Cookies on this website
We use cookies to ensure that we give you the best experience on our website. If you click 'Continue' we'll assume that you are happy to receive all cookies and you won't see this message again. Click 'Find out more' for information on how to change your cookie settings.
The Conversation logo

Cognitive behavioural therapy (CBT) is one of the most common treatments for many different mental health conditions. This talking therapy aims to help people by identifying unhelpful thoughts and patterns of behaviour and promoting new ways of thinking. It’s used to treat a variety of common conditions, such as anxiety and depression – and is even used to help manage physical health conditions, such as chronic pain, cancer and diabetes.

CBT is also the most researched psychological therapy in the world. Once it was shown to be helpful for one condition, researchers began testing it across many others. But though plenty of time, money, and resources have been put into investigating the effectiveness of CBT, our recent study has shown that only a small proportion of the research is known to have included data from non-white ethnic groups. This means we may not fully know if CBT actually does work equally well for people from different ethnic groups, religions and cultural groups.

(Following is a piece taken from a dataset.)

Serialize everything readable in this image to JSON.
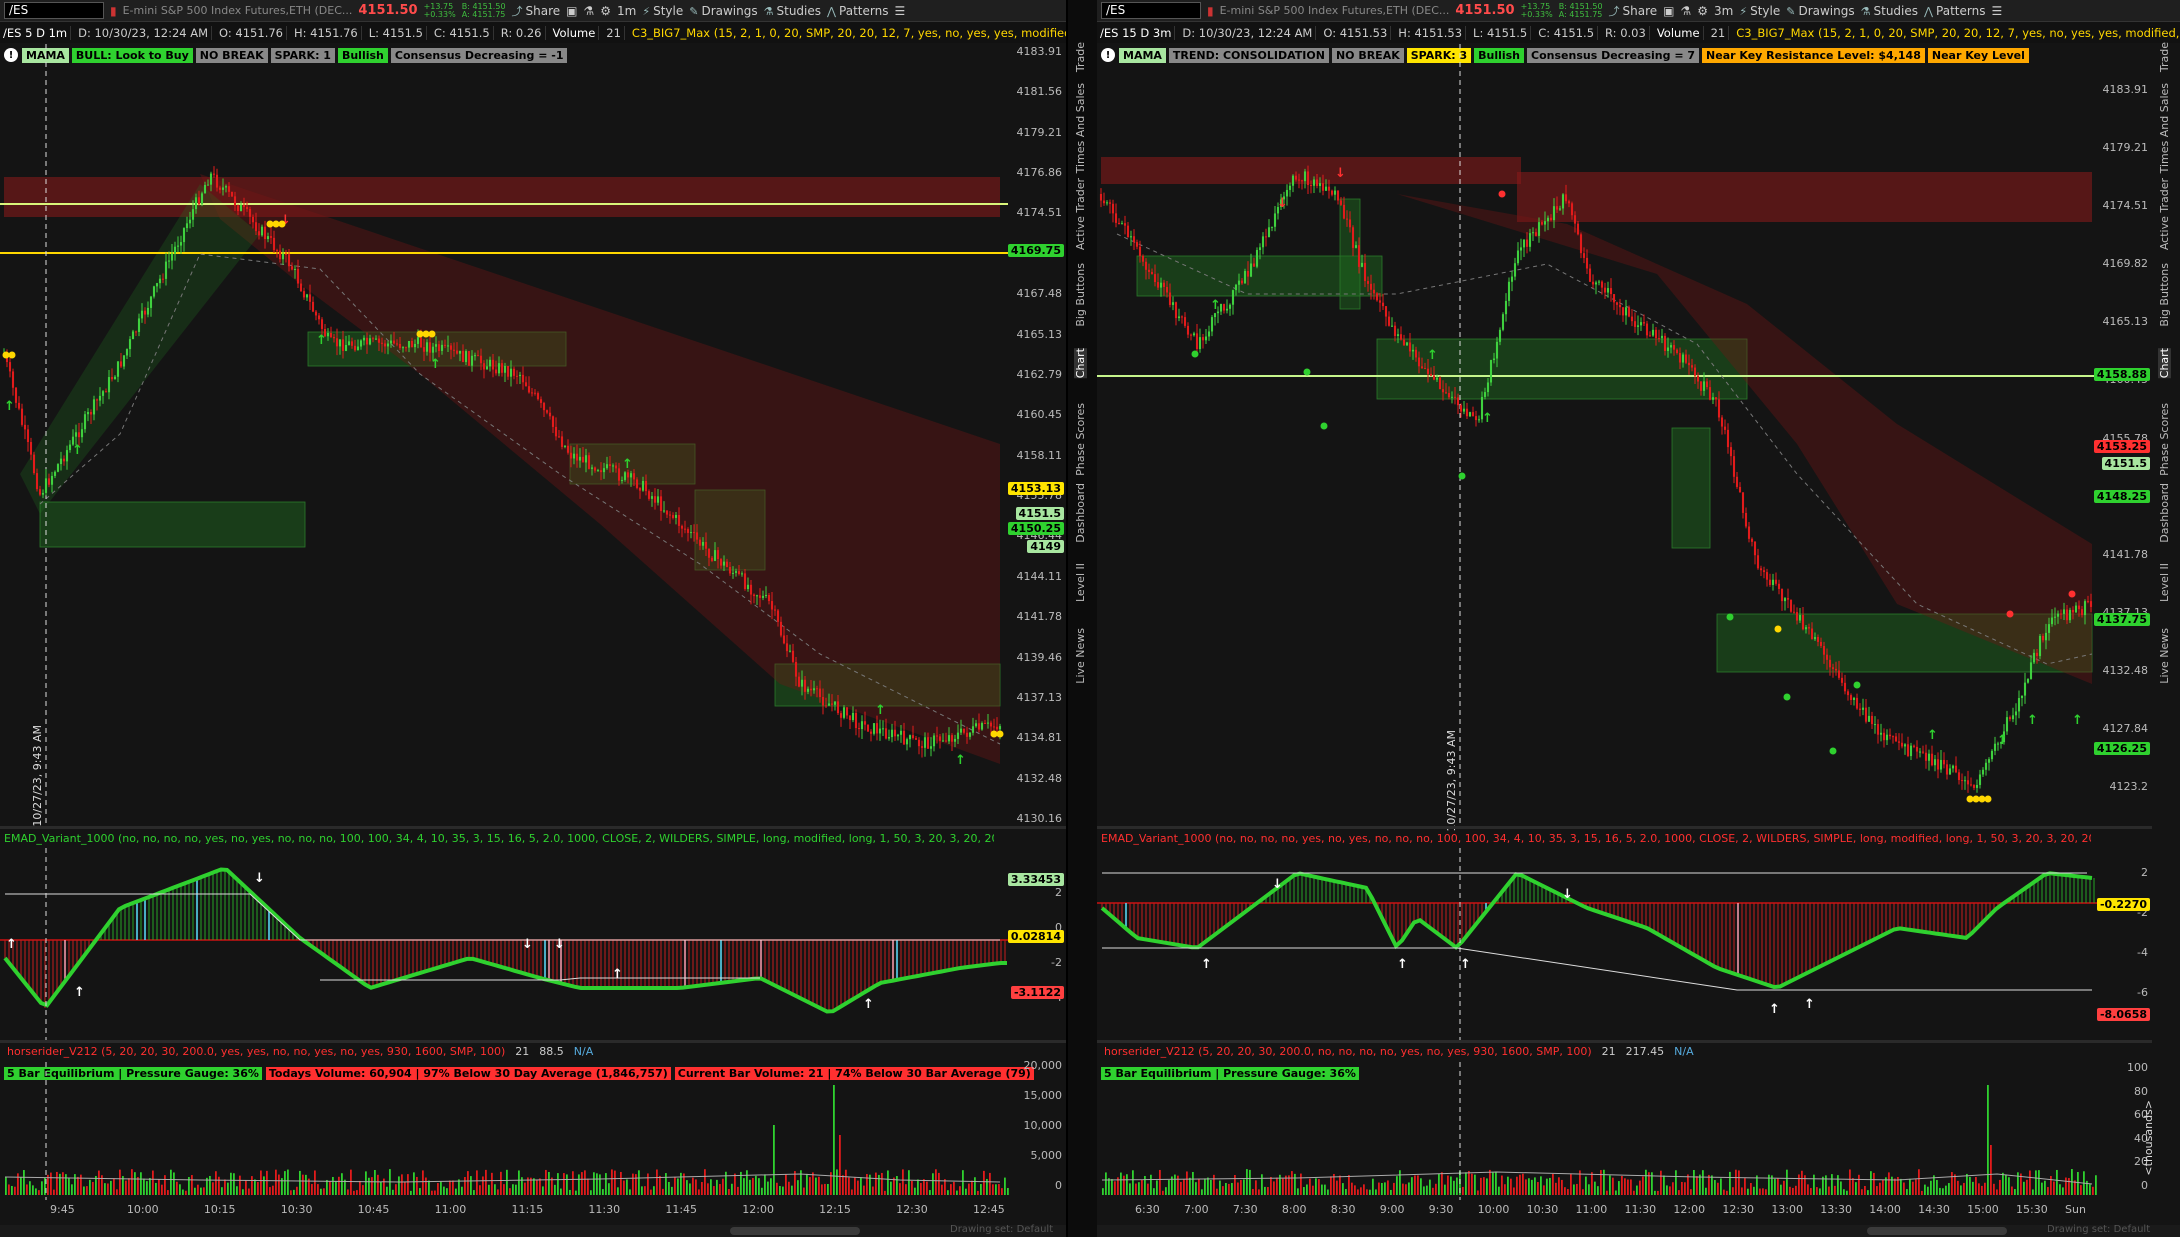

Read the full article on The Conversation website, written by Beth Fordham (Nuffield Department of Orthopaedics, Rheumatology & Musculoskeletal Sciences)

Oxford is a subscribing member of The ConversationFind out how you can write for The Conversation.

Similar stories

New reporting guidelines developed to improve AI in healthcare settings

New reporting guidelines, jointly published in Nature Medicine and the BMJ by Oxford researchers, will ensure that early studies on using Artificial Intelligence (AI) to treat real patients will give researchers the information needed to develop AI systems safely and effectively.

Major boost for Oxford’s mission to counter future pandemic threats

The Moh Family Foundation has given a substantial gift to support the work of Oxford University’s Pandemic Sciences Institute, greatly strengthening its ability to identify and counter future pandemic threats and ensure equitable access to treatments and vaccines around the world.

Three NHSBT research units launch at University of Oxford

The NIHR has awarded three new Blood and Transplant Research Units (BTRUs) to the University of Oxford.

Fourth COVID-19 vaccine dose provides stronger immunity boost than third dose, shows UK study

COVID-19 vaccines given as fourth doses in the UK offer excellent boosting immunity protection, according to the latest results from a nationwide NIHR-supported study.

COVID-19’s high blood clot risk

A recent study of patient health records found that around 1 in 100 people with COVID-19 had a venal or arterial thrombosis, with rates higher still among males, and particularly for those hospitalised.

Medical Sciences Division receives REF 2021 results

Today the UK Funding Bodies have published the outcomes of the recent national research assessment exercise, the Research Excellence Framework (REF) 2021. REF is the UK-wide assessment of research in universities, and provides an expert evaluation of the quality of the research outputs, impact and environment at subject level in each university.